## INSTRUCTIONS TO FOLLOW
Exact copy, pictures excluded: write out every line below.

══ RECORDS FOR THE EXERCISE ══

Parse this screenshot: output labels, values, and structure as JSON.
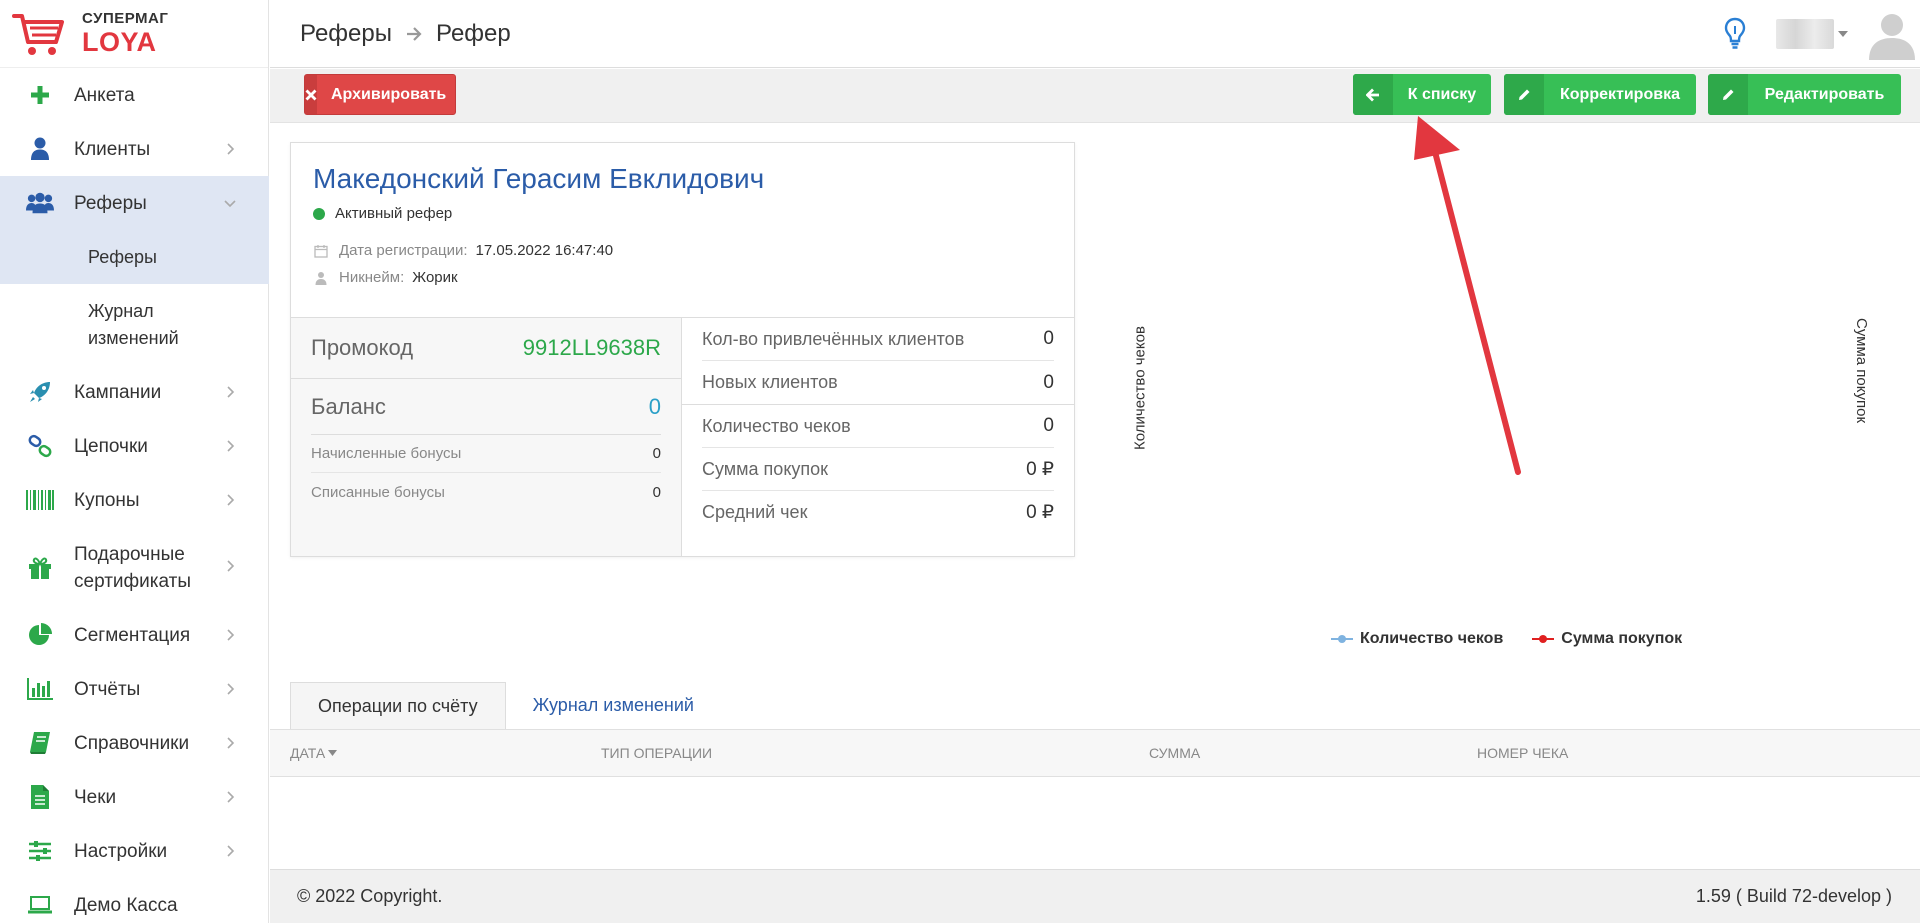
{
  "brand": {
    "line1": "СУПЕРМАГ",
    "line2": "LOYA"
  },
  "sidebar": {
    "items": [
      {
        "label": "Анкета",
        "icon": "plus-icon",
        "color": "#2ca84a"
      },
      {
        "label": "Клиенты",
        "icon": "user-icon",
        "color": "#2b5ca8"
      },
      {
        "label": "Реферы",
        "icon": "users-icon",
        "color": "#2b5ca8"
      },
      {
        "label": "Кампании",
        "icon": "rocket-icon",
        "color": "#2a8fb0"
      },
      {
        "label": "Цепочки",
        "icon": "link-icon",
        "color": "#2ca84a"
      },
      {
        "label": "Купоны",
        "icon": "barcode-icon",
        "color": "#2ca84a"
      },
      {
        "label": "Подарочные сертификаты",
        "icon": "gift-icon",
        "color": "#2ca84a"
      },
      {
        "label": "Сегментация",
        "icon": "pie-chart-icon",
        "color": "#2ca84a"
      },
      {
        "label": "Отчёты",
        "icon": "bar-chart-icon",
        "color": "#2ca84a"
      },
      {
        "label": "Справочники",
        "icon": "book-icon",
        "color": "#2ca84a"
      },
      {
        "label": "Чеки",
        "icon": "file-icon",
        "color": "#2ca84a"
      },
      {
        "label": "Настройки",
        "icon": "sliders-icon",
        "color": "#2ca84a"
      },
      {
        "label": "Демо Касса",
        "icon": "laptop-icon",
        "color": "#2ca84a"
      }
    ],
    "subitems": [
      {
        "label": "Реферы"
      },
      {
        "label": "Журнал изменений"
      }
    ]
  },
  "header": {
    "crumb1": "Реферы",
    "crumb2": "Рефер"
  },
  "toolbar": {
    "archive_label": "Архивировать",
    "to_list_label": "К списку",
    "correct_label": "Корректировка",
    "edit_label": "Редактировать"
  },
  "referrer": {
    "name": "Македонский Герасим Евклидович",
    "status": "Активный рефер",
    "reg_label": "Дата регистрации:",
    "reg_value": "17.05.2022 16:47:40",
    "nick_label": "Никнейм:",
    "nick_value": "Жорик",
    "promo_label": "Промокод",
    "promo_value": "9912LL9638R",
    "balance_label": "Баланс",
    "balance_value": "0",
    "accrued_label": "Начисленные бонусы",
    "accrued_value": "0",
    "spent_label": "Списанные бонусы",
    "spent_value": "0",
    "attracted_label": "Кол-во привлечённых клиентов",
    "attracted_value": "0",
    "new_label": "Новых клиентов",
    "new_value": "0",
    "checks_label": "Количество чеков",
    "checks_value": "0",
    "sum_label": "Сумма покупок",
    "sum_value": "0 ₽",
    "avg_label": "Средний чек",
    "avg_value": "0 ₽"
  },
  "chart_data": {
    "type": "line",
    "title": "",
    "x": [],
    "series": [
      {
        "name": "Количество чеков",
        "values": [],
        "color": "#7fb3e0"
      },
      {
        "name": "Сумма покупок",
        "values": [],
        "color": "#e02020"
      }
    ],
    "ylabel_left": "Количество чеков",
    "ylabel_right": "Сумма покупок",
    "legend_position": "bottom"
  },
  "tabs": [
    {
      "label": "Операции по счёту"
    },
    {
      "label": "Журнал изменений"
    }
  ],
  "table": {
    "columns": [
      "Дата",
      "Тип операции",
      "Сумма",
      "Номер чека"
    ]
  },
  "footer": {
    "copyright": "© 2022 Copyright.",
    "version": "1.59 ( Build 72-develop )"
  },
  "colors": {
    "accent_green": "#37bf56",
    "accent_red": "#df4747",
    "link_blue": "#2b5ca8",
    "annotation_red": "#e2373f"
  }
}
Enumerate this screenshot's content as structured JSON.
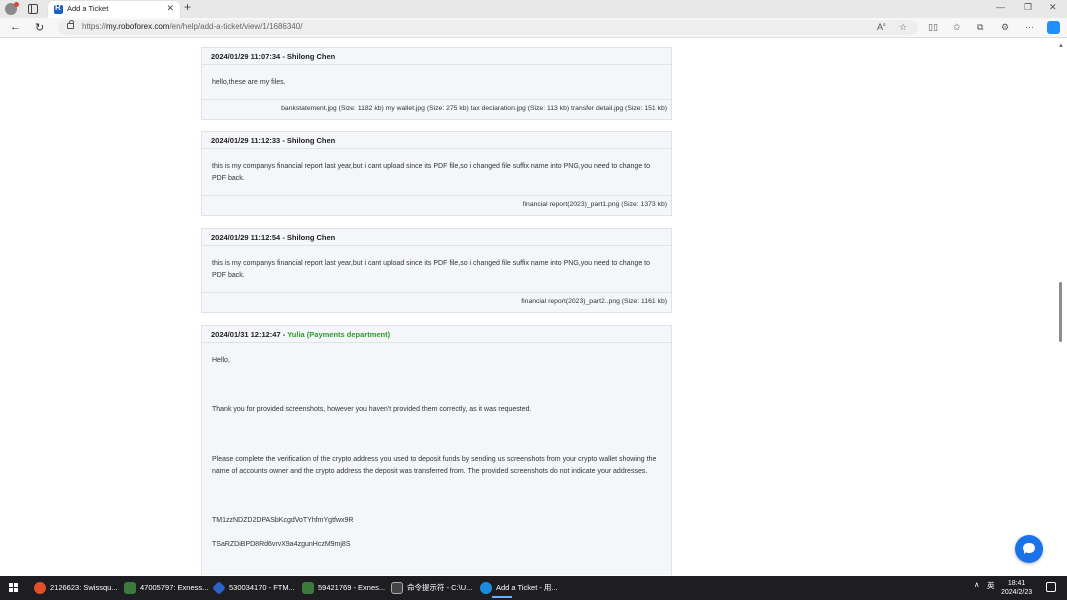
{
  "browser": {
    "tab_title": "Add a Ticket",
    "url_scheme": "https://",
    "url_host": "my.roboforex.com",
    "url_path": "/en/help/add-a-ticket/view/1/1686340/"
  },
  "messages": [
    {
      "timestamp": "2024/01/29 11:07:34",
      "separator": " - ",
      "author": "Shilong Chen",
      "body": [
        "hello,these are my files."
      ],
      "files": "bankstatement.jpg (Size: 1182 kb) my wallet.jpg (Size: 275 kb) tax declaration.jpg (Size: 113 kb) transfer detail.jpg (Size: 151 kb)"
    },
    {
      "timestamp": "2024/01/29 11:12:33",
      "separator": " - ",
      "author": "Shilong Chen",
      "body": [
        "this is my companys  financial report last year,but i cant upload since its PDF file,so i changed  file suffix name into PNG,you need to change to PDF back."
      ],
      "files": "financial report(2023)_part1.png (Size: 1373 kb)"
    },
    {
      "timestamp": "2024/01/29 11:12:54",
      "separator": " - ",
      "author": "Shilong Chen",
      "body": [
        "this is my companys  financial report last year,but i cant upload since its PDF file,so i changed  file suffix name into PNG,you need to change to PDF back."
      ],
      "files": "financial report(2023)_part2..png (Size: 1161 kb)"
    },
    {
      "timestamp": "2024/01/31 12:12:47",
      "separator": " - ",
      "author": "Yulia (Payments department)",
      "body": [
        "Hello,",
        "Thank you for provided screenshots, however you haven't provided them correctly, as it was requested.",
        "Please complete the verification of the crypto address you used to deposit funds by sending us screenshots from your crypto wallet showing the name of accounts owner and the crypto address the deposit was transferred from. The provided screenshots do not indicate your addresses.",
        "TM1zzNDZD2DPASbKcgdVoTYhfmYgtfwx9R",
        "TSaRZDiBPD8Rd6vrvX9a4zgunHczM9mj8S"
      ]
    }
  ],
  "taskbar": {
    "items": [
      {
        "label": "2126623: Swissqu...",
        "color": "#e0502a"
      },
      {
        "label": "47005797: Exness...",
        "color": "#3c7a3c"
      },
      {
        "label": "530034170 - FTM...",
        "color": "#2a62c9"
      },
      {
        "label": "59421769 - Exnes...",
        "color": "#3c7a3c"
      },
      {
        "label": "命令提示符 - C:\\U...",
        "color": "#444444"
      },
      {
        "label": "Add a Ticket - 用...",
        "color": "#1b8be0"
      }
    ],
    "ime": "英",
    "time": "18:41",
    "date": "2024/2/23"
  }
}
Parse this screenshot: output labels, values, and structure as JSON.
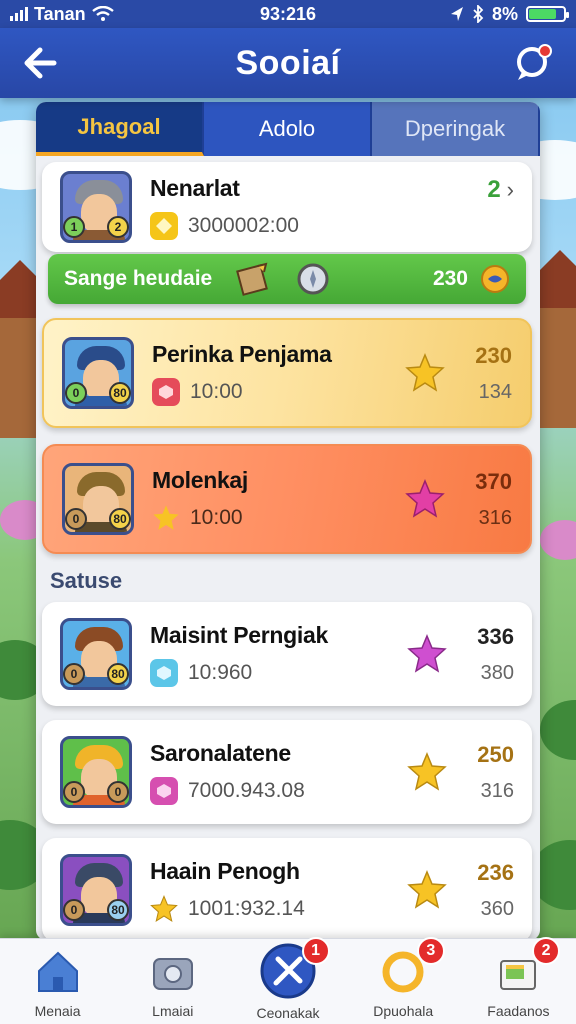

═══

## YOUR SOLUTION
Parse this screenshot: output labels, values, and structure as JSON.
{
  "brand": {
    "line1": "СУПЕРМАГ",
    "line2": "LOYA"
  },
  "sidebar": {
    "items": [
      {
        "label": "Анкета",
        "icon": "plus-icon",
        "color": "#2ca84a"
      },
      {
        "label": "Клиенты",
        "icon": "user-icon",
        "color": "#2b5ca8"
      },
      {
        "label": "Реферы",
        "icon": "users-icon",
        "color": "#2b5ca8"
      },
      {
        "label": "Кампании",
        "icon": "rocket-icon",
        "color": "#2a8fb0"
      },
      {
        "label": "Цепочки",
        "icon": "link-icon",
        "color": "#2ca84a"
      },
      {
        "label": "Купоны",
        "icon": "barcode-icon",
        "color": "#2ca84a"
      },
      {
        "label": "Подарочные сертификаты",
        "icon": "gift-icon",
        "color": "#2ca84a"
      },
      {
        "label": "Сегментация",
        "icon": "pie-chart-icon",
        "color": "#2ca84a"
      },
      {
        "label": "Отчёты",
        "icon": "bar-chart-icon",
        "color": "#2ca84a"
      },
      {
        "label": "Справочники",
        "icon": "book-icon",
        "color": "#2ca84a"
      },
      {
        "label": "Чеки",
        "icon": "file-icon",
        "color": "#2ca84a"
      },
      {
        "label": "Настройки",
        "icon": "sliders-icon",
        "color": "#2ca84a"
      },
      {
        "label": "Демо Касса",
        "icon": "laptop-icon",
        "color": "#2ca84a"
      }
    ],
    "subitems": [
      {
        "label": "Реферы"
      },
      {
        "label": "Журнал изменений"
      }
    ]
  },
  "header": {
    "crumb1": "Реферы",
    "crumb2": "Рефер"
  },
  "toolbar": {
    "archive_label": "Архивировать",
    "to_list_label": "К списку",
    "correct_label": "Корректировка",
    "edit_label": "Редактировать"
  },
  "referrer": {
    "name": "Македонский Герасим Евклидович",
    "status": "Активный рефер",
    "reg_label": "Дата регистрации:",
    "reg_value": "17.05.2022 16:47:40",
    "nick_label": "Никнейм:",
    "nick_value": "Жорик",
    "promo_label": "Промокод",
    "promo_value": "9912LL9638R",
    "balance_label": "Баланс",
    "balance_value": "0",
    "accrued_label": "Начисленные бонусы",
    "accrued_value": "0",
    "spent_label": "Списанные бонусы",
    "spent_value": "0",
    "attracted_label": "Кол-во привлечённых клиентов",
    "attracted_value": "0",
    "new_label": "Новых клиентов",
    "new_value": "0",
    "checks_label": "Количество чеков",
    "checks_value": "0",
    "sum_label": "Сумма покупок",
    "sum_value": "0 ₽",
    "avg_label": "Средний чек",
    "avg_value": "0 ₽"
  },
  "chart_data": {
    "type": "line",
    "title": "",
    "x": [],
    "series": [
      {
        "name": "Количество чеков",
        "values": [],
        "color": "#7fb3e0"
      },
      {
        "name": "Сумма покупок",
        "values": [],
        "color": "#e02020"
      }
    ],
    "ylabel_left": "Количество чеков",
    "ylabel_right": "Сумма покупок",
    "legend_position": "bottom"
  },
  "tabs": [
    {
      "label": "Операции по счёту"
    },
    {
      "label": "Журнал изменений"
    }
  ],
  "table": {
    "columns": [
      "Дата",
      "Тип операции",
      "Сумма",
      "Номер чека"
    ]
  },
  "footer": {
    "copyright": "© 2022 Copyright.",
    "version": "1.59 ( Build 72-develop )"
  },
  "colors": {
    "accent_green": "#37bf56",
    "accent_red": "#df4747",
    "link_blue": "#2b5ca8",
    "annotation_red": "#e2373f"
  }
}
Enumerate this screenshot's content as structured JSON.
{
  "browser": {
    "tab_title": "Add a Ticket",
    "url_scheme": "https://",
    "url_host": "my.roboforex.com",
    "url_path": "/en/help/add-a-ticket/view/1/1686340/"
  },
  "messages": [
    {
      "timestamp": "2024/01/29 11:07:34",
      "separator": " - ",
      "author": "Shilong Chen",
      "body": [
        "hello,these are my files."
      ],
      "files": "bankstatement.jpg (Size: 1182 kb) my wallet.jpg (Size: 275 kb) tax declaration.jpg (Size: 113 kb) transfer detail.jpg (Size: 151 kb)"
    },
    {
      "timestamp": "2024/01/29 11:12:33",
      "separator": " - ",
      "author": "Shilong Chen",
      "body": [
        "this is my companys  financial report last year,but i cant upload since its PDF file,so i changed  file suffix name into PNG,you need to change to PDF back."
      ],
      "files": "financial report(2023)_part1.png (Size: 1373 kb)"
    },
    {
      "timestamp": "2024/01/29 11:12:54",
      "separator": " - ",
      "author": "Shilong Chen",
      "body": [
        "this is my companys  financial report last year,but i cant upload since its PDF file,so i changed  file suffix name into PNG,you need to change to PDF back."
      ],
      "files": "financial report(2023)_part2..png (Size: 1161 kb)"
    },
    {
      "timestamp": "2024/01/31 12:12:47",
      "separator": " - ",
      "author": "Yulia (Payments department)",
      "body": [
        "Hello,",
        "Thank you for provided screenshots, however you haven't provided them correctly, as it was requested.",
        "Please complete the verification of the crypto address you used to deposit funds by sending us screenshots from your crypto wallet showing the name of accounts owner and the crypto address the deposit was transferred from. The provided screenshots do not indicate your addresses.",
        "TM1zzNDZD2DPASbKcgdVoTYhfmYgtfwx9R",
        "TSaRZDiBPD8Rd6vrvX9a4zgunHczM9mj8S"
      ]
    }
  ],
  "taskbar": {
    "items": [
      {
        "label": "2126623: Swissqu...",
        "color": "#e0502a"
      },
      {
        "label": "47005797: Exness...",
        "color": "#3c7a3c"
      },
      {
        "label": "530034170 - FTM...",
        "color": "#2a62c9"
      },
      {
        "label": "59421769 - Exnes...",
        "color": "#3c7a3c"
      },
      {
        "label": "命令提示符 - C:\\U...",
        "color": "#444444"
      },
      {
        "label": "Add a Ticket - 用...",
        "color": "#1b8be0"
      }
    ],
    "ime": "英",
    "time": "18:41",
    "date": "2024/2/23"
  }
}
Parse this screenshot: output labels, values, and structure as JSON.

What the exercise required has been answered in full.